Prompt |
Extract the lines that carry the string "name" from the listing.

Data under study |
----------------------------------------
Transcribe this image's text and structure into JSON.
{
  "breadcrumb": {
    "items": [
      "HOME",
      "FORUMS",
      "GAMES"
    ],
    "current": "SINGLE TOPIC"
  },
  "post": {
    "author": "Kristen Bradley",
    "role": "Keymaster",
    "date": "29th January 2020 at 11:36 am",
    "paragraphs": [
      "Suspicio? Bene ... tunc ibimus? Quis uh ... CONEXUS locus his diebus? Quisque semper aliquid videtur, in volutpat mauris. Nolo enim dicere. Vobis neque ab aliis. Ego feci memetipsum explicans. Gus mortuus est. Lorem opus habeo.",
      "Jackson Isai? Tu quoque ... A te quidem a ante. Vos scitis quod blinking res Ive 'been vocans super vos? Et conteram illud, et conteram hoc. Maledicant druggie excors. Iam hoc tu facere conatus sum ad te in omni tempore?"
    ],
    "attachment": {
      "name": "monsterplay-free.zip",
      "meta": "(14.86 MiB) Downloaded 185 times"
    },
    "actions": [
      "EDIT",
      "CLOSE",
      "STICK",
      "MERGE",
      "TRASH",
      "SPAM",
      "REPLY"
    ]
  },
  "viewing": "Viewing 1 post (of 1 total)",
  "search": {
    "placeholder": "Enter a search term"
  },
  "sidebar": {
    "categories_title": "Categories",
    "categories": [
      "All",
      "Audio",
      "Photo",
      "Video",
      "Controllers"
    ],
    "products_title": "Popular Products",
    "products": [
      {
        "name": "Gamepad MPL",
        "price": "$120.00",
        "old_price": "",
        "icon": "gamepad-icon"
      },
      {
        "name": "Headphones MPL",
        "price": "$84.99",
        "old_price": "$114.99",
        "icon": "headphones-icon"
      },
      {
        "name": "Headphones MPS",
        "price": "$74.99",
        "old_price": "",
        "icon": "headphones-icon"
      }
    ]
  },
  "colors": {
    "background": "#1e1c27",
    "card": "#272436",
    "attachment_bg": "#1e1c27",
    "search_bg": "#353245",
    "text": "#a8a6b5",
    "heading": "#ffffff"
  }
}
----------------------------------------
Answer box |
      "name": "monsterplay-free.zip",
        "name": "Gamepad MPL",
        "name": "Headphones MPL",
        "name": "Headphones MPS",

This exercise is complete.